The Story of the Mt. Cameroon Race
The sleepy town of Buea in the Southwest Province of Cameroon hosts Africa’s most grueling footrace: the Mt. Cameroon Race of Hope, a marathon-length sprint 10,000 feet up a live volcano, and back down again.
To conquer the mountain, racers must overcome some of the cruelest conditions in sport: temperatures fluctuate 50 degrees, altitude sickness claims the weak, and loose volcanic stones can cause serious injury, and even death, as runners fly back down the mountain.
Volcanic Sprint takes you deep inside the lives of athletes like Sarah Etonge, a five-time champion and mother of seven known as the Queen of the Mountain. Just days before the race, Sarah is haunted by a nagging knee injury and the strain of a hospitalized child. Sarah needs the money she earns from racing to support her children and the Race of Hope is the biggest purse in Cameroon.
For these competitors, Mt. Cameroon isn’t just a race. It’s their best shot at achieving fame and fortune in a country short on both. For former champion John Ekema, it’s a chance to relive fading glory through his son. For two-time champion Dominique Tedjiozem, attacked by rivals during the 2002 race, it’s a chance for vengeance.
All the competitors’ hopes and aspirations come together on the biggest sporting day in Cameroon.
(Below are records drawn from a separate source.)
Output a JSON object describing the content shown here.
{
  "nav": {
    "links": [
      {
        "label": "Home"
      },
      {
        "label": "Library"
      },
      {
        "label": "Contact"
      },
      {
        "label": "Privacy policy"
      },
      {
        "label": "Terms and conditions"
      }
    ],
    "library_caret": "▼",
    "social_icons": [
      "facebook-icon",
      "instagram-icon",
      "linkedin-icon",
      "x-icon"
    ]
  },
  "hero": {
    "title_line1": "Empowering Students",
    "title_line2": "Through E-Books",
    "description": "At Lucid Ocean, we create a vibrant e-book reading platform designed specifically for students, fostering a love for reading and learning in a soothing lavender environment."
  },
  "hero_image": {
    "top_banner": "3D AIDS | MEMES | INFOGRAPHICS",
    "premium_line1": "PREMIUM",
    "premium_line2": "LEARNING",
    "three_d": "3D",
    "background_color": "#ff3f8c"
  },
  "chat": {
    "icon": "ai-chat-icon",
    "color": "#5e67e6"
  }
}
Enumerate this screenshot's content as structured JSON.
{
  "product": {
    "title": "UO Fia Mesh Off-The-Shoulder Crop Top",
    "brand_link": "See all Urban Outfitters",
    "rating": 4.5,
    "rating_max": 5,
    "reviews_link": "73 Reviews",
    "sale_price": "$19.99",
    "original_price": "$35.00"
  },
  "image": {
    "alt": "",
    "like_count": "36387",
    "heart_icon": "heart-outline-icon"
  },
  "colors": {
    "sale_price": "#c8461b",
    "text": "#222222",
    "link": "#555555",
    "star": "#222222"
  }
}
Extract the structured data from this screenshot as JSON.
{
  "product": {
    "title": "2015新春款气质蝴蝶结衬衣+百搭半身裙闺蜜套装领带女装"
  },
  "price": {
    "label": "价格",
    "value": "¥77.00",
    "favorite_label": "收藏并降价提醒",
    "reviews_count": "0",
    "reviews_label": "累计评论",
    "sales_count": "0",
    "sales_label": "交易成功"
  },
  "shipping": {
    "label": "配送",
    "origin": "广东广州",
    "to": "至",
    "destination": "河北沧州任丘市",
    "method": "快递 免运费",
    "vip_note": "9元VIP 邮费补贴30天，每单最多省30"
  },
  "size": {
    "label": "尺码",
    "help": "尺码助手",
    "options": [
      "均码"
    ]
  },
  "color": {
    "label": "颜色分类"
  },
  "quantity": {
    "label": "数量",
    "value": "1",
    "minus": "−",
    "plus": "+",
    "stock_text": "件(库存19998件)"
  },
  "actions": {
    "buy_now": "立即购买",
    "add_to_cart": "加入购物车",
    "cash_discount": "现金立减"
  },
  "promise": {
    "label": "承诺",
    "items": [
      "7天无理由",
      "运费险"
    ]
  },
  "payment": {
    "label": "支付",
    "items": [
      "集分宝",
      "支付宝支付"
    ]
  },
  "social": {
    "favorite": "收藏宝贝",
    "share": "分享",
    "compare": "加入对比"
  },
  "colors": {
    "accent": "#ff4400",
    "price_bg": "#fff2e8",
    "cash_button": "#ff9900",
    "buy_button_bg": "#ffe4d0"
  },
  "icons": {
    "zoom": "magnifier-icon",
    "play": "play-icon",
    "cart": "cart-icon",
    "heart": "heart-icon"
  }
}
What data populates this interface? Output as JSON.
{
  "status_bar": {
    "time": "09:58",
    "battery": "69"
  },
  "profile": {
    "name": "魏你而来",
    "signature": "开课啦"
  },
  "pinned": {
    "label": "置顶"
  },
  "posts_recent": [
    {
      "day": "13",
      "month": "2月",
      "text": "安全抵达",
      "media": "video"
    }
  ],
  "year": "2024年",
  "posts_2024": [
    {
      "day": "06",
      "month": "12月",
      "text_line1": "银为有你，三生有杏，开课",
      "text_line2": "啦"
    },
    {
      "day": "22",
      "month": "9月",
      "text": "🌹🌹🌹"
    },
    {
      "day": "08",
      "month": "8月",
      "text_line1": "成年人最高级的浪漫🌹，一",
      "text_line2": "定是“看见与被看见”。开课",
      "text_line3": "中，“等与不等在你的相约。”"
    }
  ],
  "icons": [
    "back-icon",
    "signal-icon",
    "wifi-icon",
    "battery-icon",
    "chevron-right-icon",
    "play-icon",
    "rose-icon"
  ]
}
The winners will achieve lifelong fame. But nearly half of all runners will quit the race … conquered by Mt. Cameroon.